The Flakpanzer Gepard uses the 35 mm Oerlikon KDA autocannon, which was a dual-mounted cannon that each can fire around 550 rounds per minute. The Gepard has a search radar on the back, a tracking radar in front, and a laser range finder in the front to track air targets. The Flakpanzer Gepard uses a modified Leopard chassis, modified by different wheel spacing and battery placement. The vehicle was powered by a multi-fuel engine capable of pumping around 819 horsepower. There was also an auxiliary engine that powers the turret functions so the main engine can run the vehicle unhindered by additional energy requirement. The Gepard as a whole actually cost three times more than a standard Leopard 1 tank, possibly due to all the guidance system and radars needed to make the Gepard an effective anti-aircraft gun.
The Gepard entered service in the German Bundeswehr in 1973 and made up a core of West Germany's anti-aircraft power. The Gepard was constantly upgraded with better guidance systems and other electronic hardware. From the 1980s onward, the Gepard units were attached to Stinger surface-to-air missile systems to exploit the Gepard's extended tracking system to locate targets for the Stingers. A proposal was made to combine these two units into one vehicle with a dual Stinger launcher mounted onto a Gepard, but budget restrictions prevented this. The Flakpanzer Gepard still sees use today in the storage of the Bundeswehr, although in reduced numbers from 377 originally to just 94. They are expected to be replaced by the SysFla project, which is a stationary and mobile platform armed with the MANTIS gun system and the new LFK NG missiles.
The Gepards were successful in the export market. The first to order were Belgium and the Dutch, 55 and 95 units respectively. When the Bundeswehr started the downsize their forces, their Gepards were sold to various countries such as Brazil, Romania, and Chile; though Chile returned their Gepards due to the high costs maintaining them. The Dutch also sold 60 of their surplus stock to Jordan. Belgium and the Dutch have recently withdrawn the Gepards from military service.
The Flakpanzer 38(t) self-propelled anti-air mount was a temporary transitional version that was used until the development of a real anti-air tank on the chassis of the Panzer IV was completed.
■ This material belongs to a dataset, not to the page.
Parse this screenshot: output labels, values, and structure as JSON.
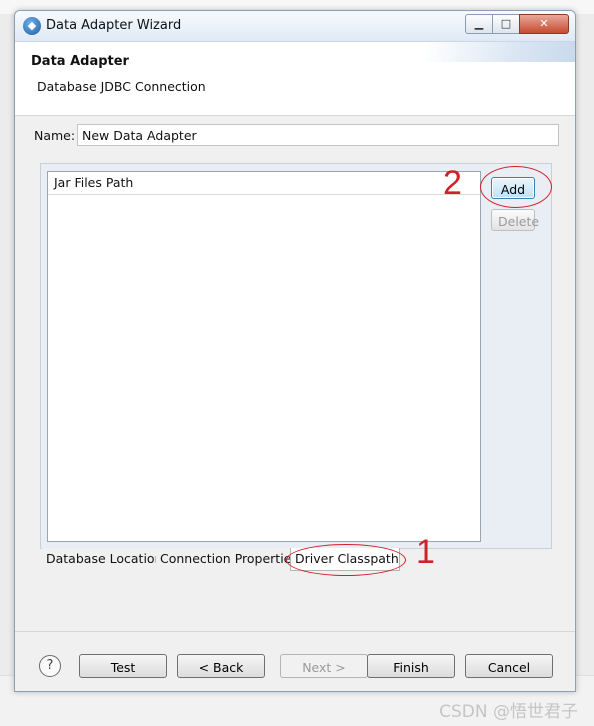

The vehicle was produced from November, 1943 to February, 1944. The first 87Flakpanzer 38(t) AA vehicles appeared at the front in January, 1944 and made up Flugabwehrzug (AA platoons) in tank divisions and tank grenadier divisions (sometimes in Waffen SS divisions such as the Hitlerjugend 12th Waffen SS division in Norway in 1944).
In 1944-1945 Flakpanzer 38(t) AA vehicles were used actively on the Italian and Western Fronts, where they were effective against low-flying aircraft.
A total of 141 Flakpanzer 38(t) AA vehicles were released.
|Germany anti-aircraft vehicles|
|Tracked||Flakpanzer I · Flakpanzer 38|
|Based on Pz.IV||Wirbelwind · Ostwind · Ostwind II · Kugelblitz|
|Based on Pz.V||Flakpanzer 341|
|Post-war||Gepard · FlaRakPz 1|